What is expected => Every entry should be returned exactly. Omit none of them.

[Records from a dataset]

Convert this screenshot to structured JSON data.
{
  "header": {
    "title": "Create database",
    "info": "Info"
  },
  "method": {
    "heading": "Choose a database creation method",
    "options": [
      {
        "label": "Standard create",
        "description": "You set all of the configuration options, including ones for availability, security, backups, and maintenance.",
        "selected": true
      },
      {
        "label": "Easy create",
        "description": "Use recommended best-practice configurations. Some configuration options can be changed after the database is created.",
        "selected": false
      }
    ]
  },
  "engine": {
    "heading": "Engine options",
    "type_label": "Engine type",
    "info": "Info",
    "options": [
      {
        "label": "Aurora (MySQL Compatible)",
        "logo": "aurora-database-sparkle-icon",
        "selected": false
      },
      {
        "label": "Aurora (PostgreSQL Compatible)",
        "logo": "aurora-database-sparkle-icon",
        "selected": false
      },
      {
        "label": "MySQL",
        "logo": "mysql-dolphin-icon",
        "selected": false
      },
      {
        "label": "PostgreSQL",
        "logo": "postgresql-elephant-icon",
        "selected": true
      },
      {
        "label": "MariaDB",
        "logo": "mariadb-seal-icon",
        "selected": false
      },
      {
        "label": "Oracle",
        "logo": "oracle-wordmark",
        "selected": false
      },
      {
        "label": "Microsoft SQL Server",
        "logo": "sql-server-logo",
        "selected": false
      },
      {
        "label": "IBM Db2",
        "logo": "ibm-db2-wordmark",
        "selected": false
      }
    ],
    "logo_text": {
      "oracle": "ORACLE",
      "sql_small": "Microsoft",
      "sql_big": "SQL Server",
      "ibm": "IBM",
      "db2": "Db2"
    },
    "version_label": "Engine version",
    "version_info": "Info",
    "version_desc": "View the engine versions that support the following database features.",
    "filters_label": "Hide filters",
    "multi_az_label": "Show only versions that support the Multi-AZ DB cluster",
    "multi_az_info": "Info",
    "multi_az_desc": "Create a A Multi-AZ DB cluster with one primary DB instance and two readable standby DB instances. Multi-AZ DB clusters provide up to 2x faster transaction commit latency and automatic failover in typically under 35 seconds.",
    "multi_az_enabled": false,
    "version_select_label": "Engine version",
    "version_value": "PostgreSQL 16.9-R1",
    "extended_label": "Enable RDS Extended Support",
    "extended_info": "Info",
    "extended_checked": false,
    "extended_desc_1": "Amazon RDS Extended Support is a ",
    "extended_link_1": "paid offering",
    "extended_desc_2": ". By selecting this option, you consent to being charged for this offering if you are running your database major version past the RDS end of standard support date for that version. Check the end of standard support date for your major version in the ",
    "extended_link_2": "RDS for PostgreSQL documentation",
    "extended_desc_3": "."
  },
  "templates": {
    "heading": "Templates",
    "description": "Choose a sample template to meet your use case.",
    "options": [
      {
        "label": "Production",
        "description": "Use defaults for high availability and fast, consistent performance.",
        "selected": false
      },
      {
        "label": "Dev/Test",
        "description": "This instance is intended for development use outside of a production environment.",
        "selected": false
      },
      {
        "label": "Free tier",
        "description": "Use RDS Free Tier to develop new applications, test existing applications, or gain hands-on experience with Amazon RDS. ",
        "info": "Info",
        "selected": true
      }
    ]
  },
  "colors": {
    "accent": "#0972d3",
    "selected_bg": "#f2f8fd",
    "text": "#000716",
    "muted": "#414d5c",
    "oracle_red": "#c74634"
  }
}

Answer space =>
Convert this screenshot to structured JSON data.
{
  "header": {
    "title": "Create database",
    "info": "Info"
  },
  "method": {
    "heading": "Choose a database creation method",
    "options": [
      {
        "label": "Standard create",
        "description": "You set all of the configuration options, including ones for availability, security, backups, and maintenance.",
        "selected": true
      },
      {
        "label": "Easy create",
        "description": "Use recommended best-practice configurations. Some configuration options can be changed after the database is created.",
        "selected": false
      }
    ]
  },
  "engine": {
    "heading": "Engine options",
    "type_label": "Engine type",
    "info": "Info",
    "options": [
      {
        "label": "Aurora (MySQL Compatible)",
        "logo": "aurora-database-sparkle-icon",
        "selected": false
      },
      {
        "label": "Aurora (PostgreSQL Compatible)",
        "logo": "aurora-database-sparkle-icon",
        "selected": false
      },
      {
        "label": "MySQL",
        "logo": "mysql-dolphin-icon",
        "selected": false
      },
      {
        "label": "PostgreSQL",
        "logo": "postgresql-elephant-icon",
        "selected": true
      },
      {
        "label": "MariaDB",
        "logo": "mariadb-seal-icon",
        "selected": false
      },
      {
        "label": "Oracle",
        "logo": "oracle-wordmark",
        "selected": false
      },
      {
        "label": "Microsoft SQL Server",
        "logo": "sql-server-logo",
        "selected": false
      },
      {
        "label": "IBM Db2",
        "logo": "ibm-db2-wordmark",
        "selected": false
      }
    ],
    "logo_text": {
      "oracle": "ORACLE",
      "sql_small": "Microsoft",
      "sql_big": "SQL Server",
      "ibm": "IBM",
      "db2": "Db2"
    },
    "version_label": "Engine version",
    "version_info": "Info",
    "version_desc": "View the engine versions that support the following database features.",
    "filters_label": "Hide filters",
    "multi_az_label": "Show only versions that support the Multi-AZ DB cluster",
    "multi_az_info": "Info",
    "multi_az_desc": "Create a A Multi-AZ DB cluster with one primary DB instance and two readable standby DB instances. Multi-AZ DB clusters provide up to 2x faster transaction commit latency and automatic failover in typically under 35 seconds.",
    "multi_az_enabled": false,
    "version_select_label": "Engine version",
    "version_value": "PostgreSQL 16.9-R1",
    "extended_label": "Enable RDS Extended Support",
    "extended_info": "Info",
    "extended_checked": false,
    "extended_desc_1": "Amazon RDS Extended Support is a ",
    "extended_link_1": "paid offering",
    "extended_desc_2": ". By selecting this option, you consent to being charged for this offering if you are running your database major version past the RDS end of standard support date for that version. Check the end of standard support date for your major version in the ",
    "extended_link_2": "RDS for PostgreSQL documentation",
    "extended_desc_3": "."
  },
  "templates": {
    "heading": "Templates",
    "description": "Choose a sample template to meet your use case.",
    "options": [
      {
        "label": "Production",
        "description": "Use defaults for high availability and fast, consistent performance.",
        "selected": false
      },
      {
        "label": "Dev/Test",
        "description": "This instance is intended for development use outside of a production environment.",
        "selected": false
      },
      {
        "label": "Free tier",
        "description": "Use RDS Free Tier to develop new applications, test existing applications, or gain hands-on experience with Amazon RDS. ",
        "info": "Info",
        "selected": true
      }
    ]
  },
  "colors": {
    "accent": "#0972d3",
    "selected_bg": "#f2f8fd",
    "text": "#000716",
    "muted": "#414d5c",
    "oracle_red": "#c74634"
  }
}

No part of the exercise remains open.